Task directions
Repeat each entry word for word.

━━━ Records supplied ━━━

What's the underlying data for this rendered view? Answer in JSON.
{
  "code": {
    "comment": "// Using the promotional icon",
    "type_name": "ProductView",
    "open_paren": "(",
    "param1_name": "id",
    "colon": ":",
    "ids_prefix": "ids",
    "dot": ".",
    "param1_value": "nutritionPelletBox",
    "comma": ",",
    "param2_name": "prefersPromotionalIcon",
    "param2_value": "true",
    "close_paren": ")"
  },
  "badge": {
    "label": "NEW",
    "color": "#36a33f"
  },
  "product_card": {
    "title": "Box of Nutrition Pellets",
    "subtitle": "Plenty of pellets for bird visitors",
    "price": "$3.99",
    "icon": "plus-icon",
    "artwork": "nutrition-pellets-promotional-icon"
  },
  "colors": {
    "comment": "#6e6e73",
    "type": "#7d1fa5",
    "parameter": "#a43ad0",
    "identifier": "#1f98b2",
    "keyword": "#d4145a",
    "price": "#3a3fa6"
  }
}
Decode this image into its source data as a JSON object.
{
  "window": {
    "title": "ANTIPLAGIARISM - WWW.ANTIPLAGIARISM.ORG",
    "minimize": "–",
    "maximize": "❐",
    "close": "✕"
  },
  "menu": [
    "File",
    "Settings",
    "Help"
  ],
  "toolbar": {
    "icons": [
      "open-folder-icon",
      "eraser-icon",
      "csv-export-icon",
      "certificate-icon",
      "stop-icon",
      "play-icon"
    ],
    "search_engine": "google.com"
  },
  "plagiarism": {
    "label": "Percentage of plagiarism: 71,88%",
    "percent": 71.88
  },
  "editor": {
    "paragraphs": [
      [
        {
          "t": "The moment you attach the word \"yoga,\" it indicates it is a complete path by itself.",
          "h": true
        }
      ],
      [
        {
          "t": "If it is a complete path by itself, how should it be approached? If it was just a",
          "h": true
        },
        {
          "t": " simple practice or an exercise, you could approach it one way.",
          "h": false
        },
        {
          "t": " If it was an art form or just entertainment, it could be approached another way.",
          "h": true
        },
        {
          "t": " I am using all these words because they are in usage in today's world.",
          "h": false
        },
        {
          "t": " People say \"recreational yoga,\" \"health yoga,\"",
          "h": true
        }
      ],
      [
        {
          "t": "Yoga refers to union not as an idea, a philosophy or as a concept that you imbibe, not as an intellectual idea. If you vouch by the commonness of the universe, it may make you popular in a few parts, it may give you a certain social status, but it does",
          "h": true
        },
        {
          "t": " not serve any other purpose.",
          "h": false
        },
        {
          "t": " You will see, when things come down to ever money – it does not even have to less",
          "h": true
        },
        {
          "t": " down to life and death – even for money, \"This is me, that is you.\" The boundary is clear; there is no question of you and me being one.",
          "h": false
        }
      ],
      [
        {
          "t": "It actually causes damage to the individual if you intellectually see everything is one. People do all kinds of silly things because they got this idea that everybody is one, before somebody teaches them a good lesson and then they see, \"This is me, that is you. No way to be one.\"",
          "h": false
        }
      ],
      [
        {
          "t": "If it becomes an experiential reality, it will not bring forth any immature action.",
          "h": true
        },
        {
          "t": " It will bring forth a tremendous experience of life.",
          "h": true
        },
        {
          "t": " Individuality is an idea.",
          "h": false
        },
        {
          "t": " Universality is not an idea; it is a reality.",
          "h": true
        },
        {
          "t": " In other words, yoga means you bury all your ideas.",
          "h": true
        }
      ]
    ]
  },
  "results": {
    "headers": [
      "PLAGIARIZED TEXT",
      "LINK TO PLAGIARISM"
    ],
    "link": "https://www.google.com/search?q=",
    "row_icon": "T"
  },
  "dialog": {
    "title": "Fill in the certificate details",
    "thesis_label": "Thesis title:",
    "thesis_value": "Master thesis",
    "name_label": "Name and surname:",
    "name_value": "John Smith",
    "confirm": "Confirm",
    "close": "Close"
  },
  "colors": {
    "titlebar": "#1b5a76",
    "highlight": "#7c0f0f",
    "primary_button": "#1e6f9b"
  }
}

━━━

Result
What's the underlying data for this rendered view? Answer in JSON.
{
  "code": {
    "comment": "// Using the promotional icon",
    "type_name": "ProductView",
    "open_paren": "(",
    "param1_name": "id",
    "colon": ":",
    "ids_prefix": "ids",
    "dot": ".",
    "param1_value": "nutritionPelletBox",
    "comma": ",",
    "param2_name": "prefersPromotionalIcon",
    "param2_value": "true",
    "close_paren": ")"
  },
  "badge": {
    "label": "NEW",
    "color": "#36a33f"
  },
  "product_card": {
    "title": "Box of Nutrition Pellets",
    "subtitle": "Plenty of pellets for bird visitors",
    "price": "$3.99",
    "icon": "plus-icon",
    "artwork": "nutrition-pellets-promotional-icon"
  },
  "colors": {
    "comment": "#6e6e73",
    "type": "#7d1fa5",
    "parameter": "#a43ad0",
    "identifier": "#1f98b2",
    "keyword": "#d4145a",
    "price": "#3a3fa6"
  }
}
Decode this image into its source data as a JSON object.
{
  "window": {
    "title": "ANTIPLAGIARISM - WWW.ANTIPLAGIARISM.ORG",
    "minimize": "–",
    "maximize": "❐",
    "close": "✕"
  },
  "menu": [
    "File",
    "Settings",
    "Help"
  ],
  "toolbar": {
    "icons": [
      "open-folder-icon",
      "eraser-icon",
      "csv-export-icon",
      "certificate-icon",
      "stop-icon",
      "play-icon"
    ],
    "search_engine": "google.com"
  },
  "plagiarism": {
    "label": "Percentage of plagiarism: 71,88%",
    "percent": 71.88
  },
  "editor": {
    "paragraphs": [
      [
        {
          "t": "The moment you attach the word \"yoga,\" it indicates it is a complete path by itself.",
          "h": true
        }
      ],
      [
        {
          "t": "If it is a complete path by itself, how should it be approached? If it was just a",
          "h": true
        },
        {
          "t": " simple practice or an exercise, you could approach it one way.",
          "h": false
        },
        {
          "t": " If it was an art form or just entertainment, it could be approached another way.",
          "h": true
        },
        {
          "t": " I am using all these words because they are in usage in today's world.",
          "h": false
        },
        {
          "t": " People say \"recreational yoga,\" \"health yoga,\"",
          "h": true
        }
      ],
      [
        {
          "t": "Yoga refers to union not as an idea, a philosophy or as a concept that you imbibe, not as an intellectual idea. If you vouch by the commonness of the universe, it may make you popular in a few parts, it may give you a certain social status, but it does",
          "h": true
        },
        {
          "t": " not serve any other purpose.",
          "h": false
        },
        {
          "t": " You will see, when things come down to ever money – it does not even have to less",
          "h": true
        },
        {
          "t": " down to life and death – even for money, \"This is me, that is you.\" The boundary is clear; there is no question of you and me being one.",
          "h": false
        }
      ],
      [
        {
          "t": "It actually causes damage to the individual if you intellectually see everything is one. People do all kinds of silly things because they got this idea that everybody is one, before somebody teaches them a good lesson and then they see, \"This is me, that is you. No way to be one.\"",
          "h": false
        }
      ],
      [
        {
          "t": "If it becomes an experiential reality, it will not bring forth any immature action.",
          "h": true
        },
        {
          "t": " It will bring forth a tremendous experience of life.",
          "h": true
        },
        {
          "t": " Individuality is an idea.",
          "h": false
        },
        {
          "t": " Universality is not an idea; it is a reality.",
          "h": true
        },
        {
          "t": " In other words, yoga means you bury all your ideas.",
          "h": true
        }
      ]
    ]
  },
  "results": {
    "headers": [
      "PLAGIARIZED TEXT",
      "LINK TO PLAGIARISM"
    ],
    "link": "https://www.google.com/search?q=",
    "row_icon": "T"
  },
  "dialog": {
    "title": "Fill in the certificate details",
    "thesis_label": "Thesis title:",
    "thesis_value": "Master thesis",
    "name_label": "Name and surname:",
    "name_value": "John Smith",
    "confirm": "Confirm",
    "close": "Close"
  },
  "colors": {
    "titlebar": "#1b5a76",
    "highlight": "#7c0f0f",
    "primary_button": "#1e6f9b"
  }
}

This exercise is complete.